Action item: Check every line of the entries below for the word "caption", and copy the ones that have it.

Excerpted records:
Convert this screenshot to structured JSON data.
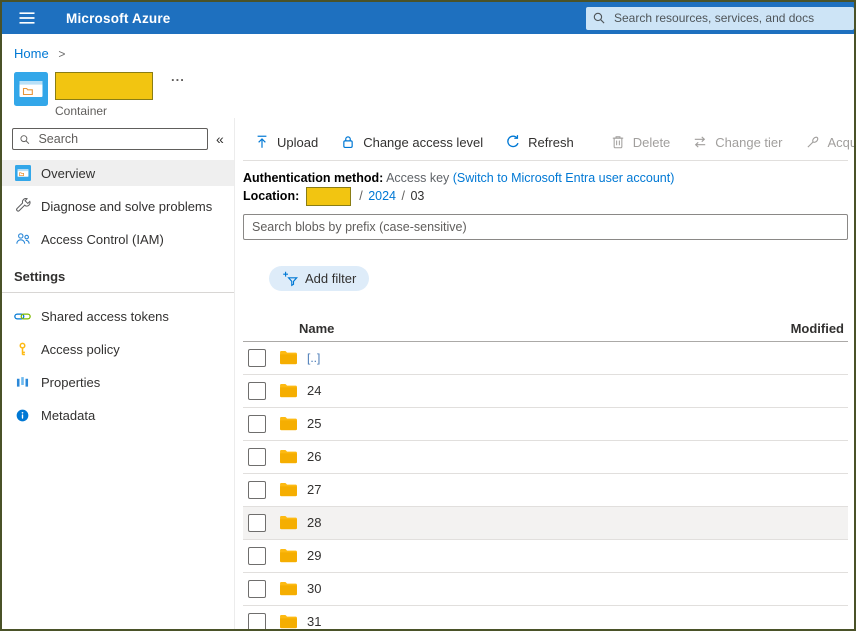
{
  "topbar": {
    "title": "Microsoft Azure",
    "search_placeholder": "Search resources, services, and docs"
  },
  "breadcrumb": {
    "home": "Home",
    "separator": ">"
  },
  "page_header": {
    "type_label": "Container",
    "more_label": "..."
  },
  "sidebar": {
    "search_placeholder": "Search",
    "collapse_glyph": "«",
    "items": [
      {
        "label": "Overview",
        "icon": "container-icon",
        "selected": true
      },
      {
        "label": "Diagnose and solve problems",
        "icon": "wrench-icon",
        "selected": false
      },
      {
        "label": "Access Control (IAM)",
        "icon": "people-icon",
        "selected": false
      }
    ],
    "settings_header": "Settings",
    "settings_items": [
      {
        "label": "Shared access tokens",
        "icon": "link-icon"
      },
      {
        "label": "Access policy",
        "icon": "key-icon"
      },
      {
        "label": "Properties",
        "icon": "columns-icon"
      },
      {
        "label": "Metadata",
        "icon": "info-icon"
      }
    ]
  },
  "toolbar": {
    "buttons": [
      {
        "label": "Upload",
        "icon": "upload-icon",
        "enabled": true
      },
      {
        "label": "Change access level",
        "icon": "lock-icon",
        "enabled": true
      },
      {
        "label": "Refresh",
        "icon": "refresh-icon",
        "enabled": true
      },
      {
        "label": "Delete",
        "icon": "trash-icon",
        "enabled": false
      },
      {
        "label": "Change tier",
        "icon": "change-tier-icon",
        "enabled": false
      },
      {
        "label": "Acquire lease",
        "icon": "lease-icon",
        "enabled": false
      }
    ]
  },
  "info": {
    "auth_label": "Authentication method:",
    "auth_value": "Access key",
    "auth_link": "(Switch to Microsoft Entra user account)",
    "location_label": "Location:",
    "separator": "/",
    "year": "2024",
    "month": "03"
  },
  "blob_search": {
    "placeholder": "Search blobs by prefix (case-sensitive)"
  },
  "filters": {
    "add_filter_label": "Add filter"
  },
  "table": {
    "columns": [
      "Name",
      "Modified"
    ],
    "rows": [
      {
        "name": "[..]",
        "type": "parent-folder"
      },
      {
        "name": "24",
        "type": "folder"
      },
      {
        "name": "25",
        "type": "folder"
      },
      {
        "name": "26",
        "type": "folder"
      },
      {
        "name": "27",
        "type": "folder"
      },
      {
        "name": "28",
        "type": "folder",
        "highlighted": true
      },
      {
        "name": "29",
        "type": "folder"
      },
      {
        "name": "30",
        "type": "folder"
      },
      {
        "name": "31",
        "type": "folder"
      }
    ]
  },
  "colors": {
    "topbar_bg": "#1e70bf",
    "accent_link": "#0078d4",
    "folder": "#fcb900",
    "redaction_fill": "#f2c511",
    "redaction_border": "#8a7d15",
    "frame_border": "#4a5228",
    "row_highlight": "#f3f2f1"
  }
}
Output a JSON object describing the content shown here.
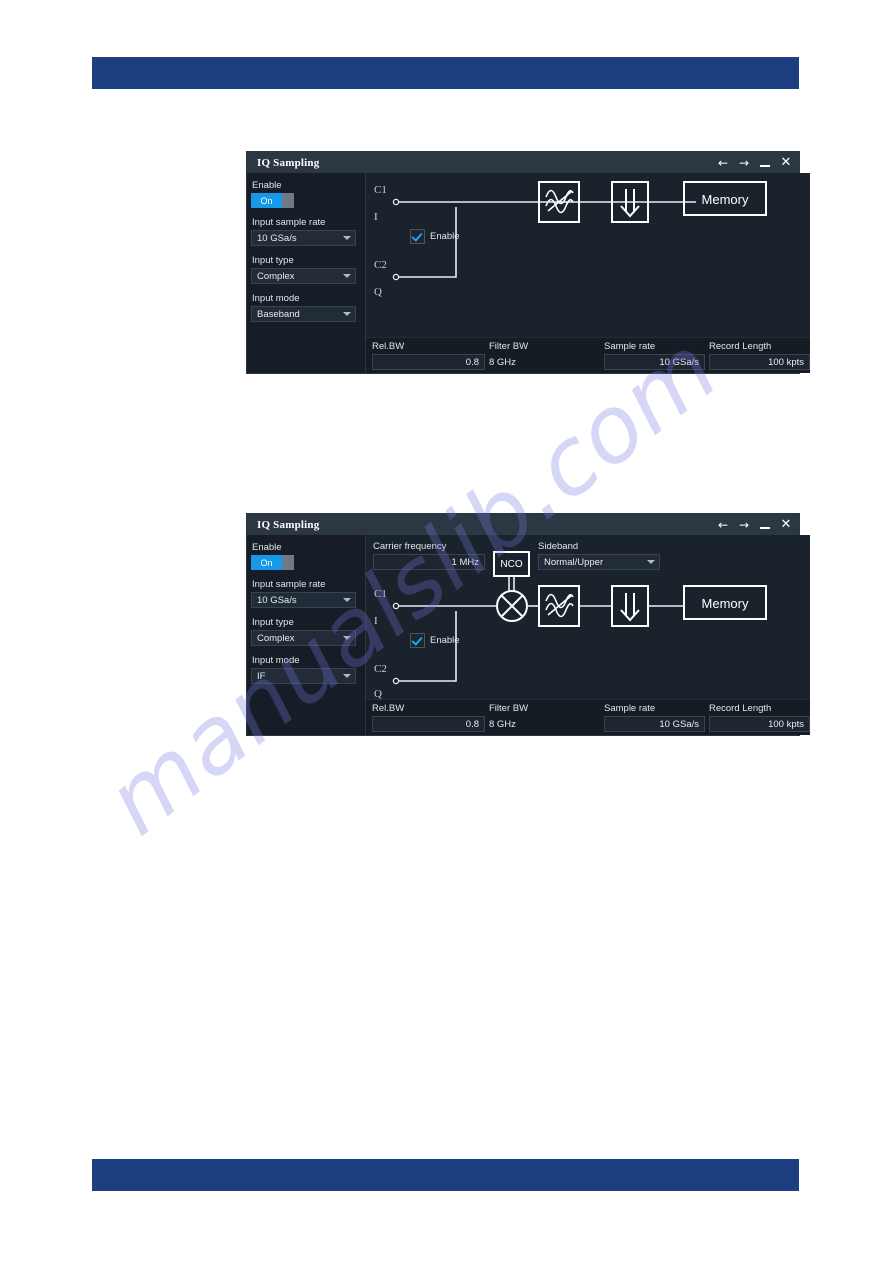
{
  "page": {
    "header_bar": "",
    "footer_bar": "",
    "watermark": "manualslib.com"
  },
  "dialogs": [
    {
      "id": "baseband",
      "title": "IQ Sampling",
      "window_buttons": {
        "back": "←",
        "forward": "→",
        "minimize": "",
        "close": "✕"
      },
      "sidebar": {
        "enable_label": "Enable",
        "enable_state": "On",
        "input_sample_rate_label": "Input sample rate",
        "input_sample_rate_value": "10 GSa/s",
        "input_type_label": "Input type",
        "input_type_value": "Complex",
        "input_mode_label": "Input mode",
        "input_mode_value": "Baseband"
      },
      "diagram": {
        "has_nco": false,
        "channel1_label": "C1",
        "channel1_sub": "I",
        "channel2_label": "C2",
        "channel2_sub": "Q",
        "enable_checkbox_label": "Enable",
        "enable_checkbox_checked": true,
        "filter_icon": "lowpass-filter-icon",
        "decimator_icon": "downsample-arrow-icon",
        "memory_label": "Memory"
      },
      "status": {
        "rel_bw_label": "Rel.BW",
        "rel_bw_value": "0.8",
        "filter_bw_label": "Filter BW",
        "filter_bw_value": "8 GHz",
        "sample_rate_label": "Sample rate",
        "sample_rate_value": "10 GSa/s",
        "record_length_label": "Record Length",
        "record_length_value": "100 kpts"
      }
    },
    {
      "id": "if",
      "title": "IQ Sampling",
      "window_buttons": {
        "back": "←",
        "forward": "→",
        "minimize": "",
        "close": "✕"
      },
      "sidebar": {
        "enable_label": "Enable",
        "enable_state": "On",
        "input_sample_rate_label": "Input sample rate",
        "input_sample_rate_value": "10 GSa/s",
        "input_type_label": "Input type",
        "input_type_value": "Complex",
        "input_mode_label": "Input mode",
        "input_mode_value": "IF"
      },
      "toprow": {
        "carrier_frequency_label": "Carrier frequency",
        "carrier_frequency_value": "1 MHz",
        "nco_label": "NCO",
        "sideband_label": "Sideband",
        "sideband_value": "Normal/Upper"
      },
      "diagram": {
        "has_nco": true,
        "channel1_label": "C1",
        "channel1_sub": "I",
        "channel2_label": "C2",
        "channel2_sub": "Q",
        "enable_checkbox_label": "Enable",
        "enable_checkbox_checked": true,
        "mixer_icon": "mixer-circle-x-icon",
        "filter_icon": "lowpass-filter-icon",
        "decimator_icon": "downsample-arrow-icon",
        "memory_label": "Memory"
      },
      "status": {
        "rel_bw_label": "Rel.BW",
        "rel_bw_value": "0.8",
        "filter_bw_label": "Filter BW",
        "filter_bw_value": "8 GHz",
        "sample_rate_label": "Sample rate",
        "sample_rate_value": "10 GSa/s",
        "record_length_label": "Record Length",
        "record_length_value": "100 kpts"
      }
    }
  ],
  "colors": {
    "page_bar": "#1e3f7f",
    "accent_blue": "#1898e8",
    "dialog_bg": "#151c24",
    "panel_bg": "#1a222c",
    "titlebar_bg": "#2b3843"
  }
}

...

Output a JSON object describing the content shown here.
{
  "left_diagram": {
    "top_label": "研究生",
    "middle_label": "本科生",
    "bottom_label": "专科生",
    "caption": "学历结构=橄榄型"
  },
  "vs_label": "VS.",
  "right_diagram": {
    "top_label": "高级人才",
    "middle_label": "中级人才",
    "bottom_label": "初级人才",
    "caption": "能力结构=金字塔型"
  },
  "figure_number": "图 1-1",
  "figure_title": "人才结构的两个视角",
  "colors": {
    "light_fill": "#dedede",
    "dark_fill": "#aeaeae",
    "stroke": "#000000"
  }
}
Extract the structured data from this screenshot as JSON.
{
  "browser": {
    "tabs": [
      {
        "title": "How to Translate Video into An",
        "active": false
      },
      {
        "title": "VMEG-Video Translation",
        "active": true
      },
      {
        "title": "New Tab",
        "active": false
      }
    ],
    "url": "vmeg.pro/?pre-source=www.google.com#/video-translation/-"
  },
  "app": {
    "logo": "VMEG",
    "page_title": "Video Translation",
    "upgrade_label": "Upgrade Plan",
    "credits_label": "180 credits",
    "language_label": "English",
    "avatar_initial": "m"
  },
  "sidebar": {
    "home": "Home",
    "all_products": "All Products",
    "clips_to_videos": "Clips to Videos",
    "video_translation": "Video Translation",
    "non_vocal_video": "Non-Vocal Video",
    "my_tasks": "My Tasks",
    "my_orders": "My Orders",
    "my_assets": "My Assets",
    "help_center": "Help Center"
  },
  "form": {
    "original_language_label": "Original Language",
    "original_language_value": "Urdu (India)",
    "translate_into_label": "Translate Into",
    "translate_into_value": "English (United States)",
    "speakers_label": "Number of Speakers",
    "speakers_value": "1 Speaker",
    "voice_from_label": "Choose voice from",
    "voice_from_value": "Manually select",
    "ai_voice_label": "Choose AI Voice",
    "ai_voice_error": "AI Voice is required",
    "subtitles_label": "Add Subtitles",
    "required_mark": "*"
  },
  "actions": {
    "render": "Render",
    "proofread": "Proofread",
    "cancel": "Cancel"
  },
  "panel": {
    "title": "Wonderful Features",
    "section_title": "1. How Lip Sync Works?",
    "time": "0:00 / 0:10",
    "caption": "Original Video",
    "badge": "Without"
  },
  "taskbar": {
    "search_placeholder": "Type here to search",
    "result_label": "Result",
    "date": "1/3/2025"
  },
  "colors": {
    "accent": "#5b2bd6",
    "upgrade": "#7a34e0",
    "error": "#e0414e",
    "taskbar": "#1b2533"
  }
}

Answer to the exercise:
    "caption": "学历结构=橄榄型"
    "caption": "能力结构=金字塔型"
    "caption": "Original Video",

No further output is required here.